Provided information:
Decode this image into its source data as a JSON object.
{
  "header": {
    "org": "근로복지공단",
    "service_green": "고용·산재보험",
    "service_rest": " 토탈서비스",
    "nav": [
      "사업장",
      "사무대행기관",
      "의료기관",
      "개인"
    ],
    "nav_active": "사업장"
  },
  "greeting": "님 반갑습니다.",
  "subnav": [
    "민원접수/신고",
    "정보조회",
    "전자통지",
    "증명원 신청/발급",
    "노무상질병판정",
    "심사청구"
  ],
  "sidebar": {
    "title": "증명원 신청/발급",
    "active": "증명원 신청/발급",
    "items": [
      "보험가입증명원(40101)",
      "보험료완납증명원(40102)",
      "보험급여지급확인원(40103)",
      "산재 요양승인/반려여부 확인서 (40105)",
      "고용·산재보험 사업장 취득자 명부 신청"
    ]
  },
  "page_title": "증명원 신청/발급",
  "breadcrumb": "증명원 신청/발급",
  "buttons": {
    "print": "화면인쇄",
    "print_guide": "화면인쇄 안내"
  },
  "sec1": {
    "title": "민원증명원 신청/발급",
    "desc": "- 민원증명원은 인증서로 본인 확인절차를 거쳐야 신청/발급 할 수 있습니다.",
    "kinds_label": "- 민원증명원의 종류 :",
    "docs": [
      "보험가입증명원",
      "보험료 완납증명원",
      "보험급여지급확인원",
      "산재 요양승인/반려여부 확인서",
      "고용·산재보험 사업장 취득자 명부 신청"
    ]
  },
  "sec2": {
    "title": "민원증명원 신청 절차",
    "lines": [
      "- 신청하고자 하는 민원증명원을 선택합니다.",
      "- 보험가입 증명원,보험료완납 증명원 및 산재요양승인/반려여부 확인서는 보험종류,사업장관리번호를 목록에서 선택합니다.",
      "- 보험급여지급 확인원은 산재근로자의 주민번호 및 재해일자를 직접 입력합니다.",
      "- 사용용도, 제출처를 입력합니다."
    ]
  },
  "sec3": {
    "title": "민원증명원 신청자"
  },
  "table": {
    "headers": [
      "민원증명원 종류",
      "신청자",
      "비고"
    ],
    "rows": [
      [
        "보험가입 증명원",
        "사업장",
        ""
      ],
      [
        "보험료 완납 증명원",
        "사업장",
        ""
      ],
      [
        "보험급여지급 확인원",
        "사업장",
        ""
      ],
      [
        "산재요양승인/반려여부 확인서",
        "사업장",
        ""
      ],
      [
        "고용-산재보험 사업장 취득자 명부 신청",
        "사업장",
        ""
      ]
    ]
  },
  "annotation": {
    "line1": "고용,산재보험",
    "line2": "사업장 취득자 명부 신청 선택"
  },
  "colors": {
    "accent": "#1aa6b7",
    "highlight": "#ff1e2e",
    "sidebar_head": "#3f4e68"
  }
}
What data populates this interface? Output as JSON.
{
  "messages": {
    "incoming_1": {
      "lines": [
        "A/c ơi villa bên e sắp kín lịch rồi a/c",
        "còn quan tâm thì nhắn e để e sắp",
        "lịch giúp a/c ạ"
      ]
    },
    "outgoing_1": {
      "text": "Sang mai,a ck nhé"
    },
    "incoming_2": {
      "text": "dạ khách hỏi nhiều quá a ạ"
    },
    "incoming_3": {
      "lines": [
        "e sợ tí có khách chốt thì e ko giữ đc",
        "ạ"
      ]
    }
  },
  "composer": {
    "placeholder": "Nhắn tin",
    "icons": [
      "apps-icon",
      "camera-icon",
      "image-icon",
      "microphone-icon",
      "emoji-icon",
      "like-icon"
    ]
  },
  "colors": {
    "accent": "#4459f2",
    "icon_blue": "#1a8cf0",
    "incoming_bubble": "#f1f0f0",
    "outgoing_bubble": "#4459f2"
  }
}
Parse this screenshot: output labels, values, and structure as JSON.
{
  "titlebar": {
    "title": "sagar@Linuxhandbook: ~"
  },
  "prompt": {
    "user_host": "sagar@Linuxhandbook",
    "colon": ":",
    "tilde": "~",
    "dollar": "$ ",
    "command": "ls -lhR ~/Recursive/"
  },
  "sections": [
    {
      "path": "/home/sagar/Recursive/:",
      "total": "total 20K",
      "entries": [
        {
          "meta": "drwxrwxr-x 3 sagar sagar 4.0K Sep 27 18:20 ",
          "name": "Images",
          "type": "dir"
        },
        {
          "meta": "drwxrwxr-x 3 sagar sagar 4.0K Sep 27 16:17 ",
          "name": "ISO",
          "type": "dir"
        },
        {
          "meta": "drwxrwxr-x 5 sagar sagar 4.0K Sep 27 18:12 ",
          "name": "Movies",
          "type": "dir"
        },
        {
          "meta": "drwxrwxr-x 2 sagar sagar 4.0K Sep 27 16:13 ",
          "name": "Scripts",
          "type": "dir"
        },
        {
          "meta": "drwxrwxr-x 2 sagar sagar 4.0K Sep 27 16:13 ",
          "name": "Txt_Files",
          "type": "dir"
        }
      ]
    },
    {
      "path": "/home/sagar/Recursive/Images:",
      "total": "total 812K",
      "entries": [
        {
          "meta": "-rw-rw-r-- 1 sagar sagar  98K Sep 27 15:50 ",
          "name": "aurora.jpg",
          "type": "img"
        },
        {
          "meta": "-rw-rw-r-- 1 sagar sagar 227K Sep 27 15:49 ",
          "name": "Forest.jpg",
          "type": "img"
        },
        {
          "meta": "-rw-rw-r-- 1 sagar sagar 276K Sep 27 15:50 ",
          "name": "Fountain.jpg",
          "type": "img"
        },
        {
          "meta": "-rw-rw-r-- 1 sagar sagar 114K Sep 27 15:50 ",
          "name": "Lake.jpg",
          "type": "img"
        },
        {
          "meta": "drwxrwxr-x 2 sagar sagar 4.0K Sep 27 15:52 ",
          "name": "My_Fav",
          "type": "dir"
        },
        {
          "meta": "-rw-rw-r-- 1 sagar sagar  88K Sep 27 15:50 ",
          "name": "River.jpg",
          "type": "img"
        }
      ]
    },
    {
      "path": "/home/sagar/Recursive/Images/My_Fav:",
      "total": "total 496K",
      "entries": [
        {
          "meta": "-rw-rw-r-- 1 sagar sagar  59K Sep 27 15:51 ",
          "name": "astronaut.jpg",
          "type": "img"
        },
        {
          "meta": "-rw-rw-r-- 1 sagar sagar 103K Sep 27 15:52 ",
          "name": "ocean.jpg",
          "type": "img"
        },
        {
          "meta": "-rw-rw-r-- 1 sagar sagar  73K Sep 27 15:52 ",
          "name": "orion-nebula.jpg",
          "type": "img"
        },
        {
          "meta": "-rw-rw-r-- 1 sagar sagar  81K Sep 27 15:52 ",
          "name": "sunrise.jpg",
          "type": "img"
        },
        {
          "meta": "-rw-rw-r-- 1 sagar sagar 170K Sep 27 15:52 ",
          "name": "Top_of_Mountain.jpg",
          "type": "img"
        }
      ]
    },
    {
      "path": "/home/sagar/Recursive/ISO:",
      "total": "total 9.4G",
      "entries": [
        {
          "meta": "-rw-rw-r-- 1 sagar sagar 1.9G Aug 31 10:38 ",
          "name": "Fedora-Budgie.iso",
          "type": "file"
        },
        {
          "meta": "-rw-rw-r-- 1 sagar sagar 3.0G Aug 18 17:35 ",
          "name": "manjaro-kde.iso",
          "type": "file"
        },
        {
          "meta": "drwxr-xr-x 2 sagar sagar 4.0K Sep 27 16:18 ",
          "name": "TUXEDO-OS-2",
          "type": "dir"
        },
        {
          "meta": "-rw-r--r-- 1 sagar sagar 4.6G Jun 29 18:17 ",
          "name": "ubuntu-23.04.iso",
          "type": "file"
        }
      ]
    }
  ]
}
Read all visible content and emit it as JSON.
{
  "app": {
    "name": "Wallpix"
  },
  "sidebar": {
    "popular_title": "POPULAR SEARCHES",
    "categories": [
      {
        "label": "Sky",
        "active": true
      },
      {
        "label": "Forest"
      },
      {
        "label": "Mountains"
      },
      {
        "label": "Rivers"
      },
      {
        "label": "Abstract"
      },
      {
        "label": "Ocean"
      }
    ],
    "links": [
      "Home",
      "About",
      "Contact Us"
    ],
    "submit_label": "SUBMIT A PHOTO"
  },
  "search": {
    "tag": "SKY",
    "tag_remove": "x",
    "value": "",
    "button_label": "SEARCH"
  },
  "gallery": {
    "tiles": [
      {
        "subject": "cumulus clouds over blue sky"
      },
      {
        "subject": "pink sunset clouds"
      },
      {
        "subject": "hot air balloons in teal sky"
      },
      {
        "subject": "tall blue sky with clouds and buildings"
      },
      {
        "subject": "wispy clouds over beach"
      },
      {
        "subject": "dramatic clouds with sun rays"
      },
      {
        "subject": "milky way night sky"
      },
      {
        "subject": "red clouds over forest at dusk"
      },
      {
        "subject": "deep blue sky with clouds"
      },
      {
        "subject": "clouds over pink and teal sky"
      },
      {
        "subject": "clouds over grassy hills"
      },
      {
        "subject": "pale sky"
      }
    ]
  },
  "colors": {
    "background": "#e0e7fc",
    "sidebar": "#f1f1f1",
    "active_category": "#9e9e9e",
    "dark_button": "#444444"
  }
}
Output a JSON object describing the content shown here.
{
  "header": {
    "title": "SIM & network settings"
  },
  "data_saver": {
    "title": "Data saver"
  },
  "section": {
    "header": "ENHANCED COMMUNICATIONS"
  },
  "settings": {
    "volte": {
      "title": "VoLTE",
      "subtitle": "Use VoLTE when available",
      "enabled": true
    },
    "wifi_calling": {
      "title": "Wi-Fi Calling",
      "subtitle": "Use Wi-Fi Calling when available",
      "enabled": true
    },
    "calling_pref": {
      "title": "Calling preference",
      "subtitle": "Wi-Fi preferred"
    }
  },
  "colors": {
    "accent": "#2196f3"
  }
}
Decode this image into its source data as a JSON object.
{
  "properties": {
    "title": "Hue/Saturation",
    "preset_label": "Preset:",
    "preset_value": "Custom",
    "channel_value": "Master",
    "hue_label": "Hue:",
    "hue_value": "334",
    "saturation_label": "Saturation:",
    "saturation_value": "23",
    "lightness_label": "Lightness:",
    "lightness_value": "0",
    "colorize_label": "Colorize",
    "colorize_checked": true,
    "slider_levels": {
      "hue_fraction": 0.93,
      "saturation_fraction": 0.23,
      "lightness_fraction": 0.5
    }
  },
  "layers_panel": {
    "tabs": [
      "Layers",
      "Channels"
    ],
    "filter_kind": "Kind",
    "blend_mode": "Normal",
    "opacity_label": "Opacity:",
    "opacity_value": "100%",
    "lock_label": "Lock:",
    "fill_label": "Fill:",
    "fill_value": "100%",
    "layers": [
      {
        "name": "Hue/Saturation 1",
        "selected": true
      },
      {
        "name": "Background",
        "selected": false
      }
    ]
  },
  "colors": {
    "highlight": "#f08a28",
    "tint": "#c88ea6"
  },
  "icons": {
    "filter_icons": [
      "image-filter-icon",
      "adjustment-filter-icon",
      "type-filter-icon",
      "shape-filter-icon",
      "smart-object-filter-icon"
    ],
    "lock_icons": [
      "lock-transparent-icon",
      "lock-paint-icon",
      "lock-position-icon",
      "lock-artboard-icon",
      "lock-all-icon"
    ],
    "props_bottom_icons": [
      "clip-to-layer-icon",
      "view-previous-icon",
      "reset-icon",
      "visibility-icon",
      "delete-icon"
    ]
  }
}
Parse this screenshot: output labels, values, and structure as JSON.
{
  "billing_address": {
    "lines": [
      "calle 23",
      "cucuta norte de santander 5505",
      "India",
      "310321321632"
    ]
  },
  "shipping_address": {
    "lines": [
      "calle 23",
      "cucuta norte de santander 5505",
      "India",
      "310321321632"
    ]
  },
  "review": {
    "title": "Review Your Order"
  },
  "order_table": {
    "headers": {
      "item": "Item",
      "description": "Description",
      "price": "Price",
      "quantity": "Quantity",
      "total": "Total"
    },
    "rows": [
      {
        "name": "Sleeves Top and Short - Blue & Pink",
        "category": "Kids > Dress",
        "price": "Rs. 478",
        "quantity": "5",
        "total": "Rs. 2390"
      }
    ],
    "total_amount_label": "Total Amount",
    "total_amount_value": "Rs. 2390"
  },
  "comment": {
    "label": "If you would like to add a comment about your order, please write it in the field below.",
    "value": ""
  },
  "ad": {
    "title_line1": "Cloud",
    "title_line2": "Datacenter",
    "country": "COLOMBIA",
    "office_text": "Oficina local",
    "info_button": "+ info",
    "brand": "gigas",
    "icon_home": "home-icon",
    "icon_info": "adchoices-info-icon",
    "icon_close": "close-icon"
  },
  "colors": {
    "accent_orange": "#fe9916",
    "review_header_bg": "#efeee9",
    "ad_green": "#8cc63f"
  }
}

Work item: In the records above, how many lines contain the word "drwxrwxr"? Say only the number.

Answer to the problem: 6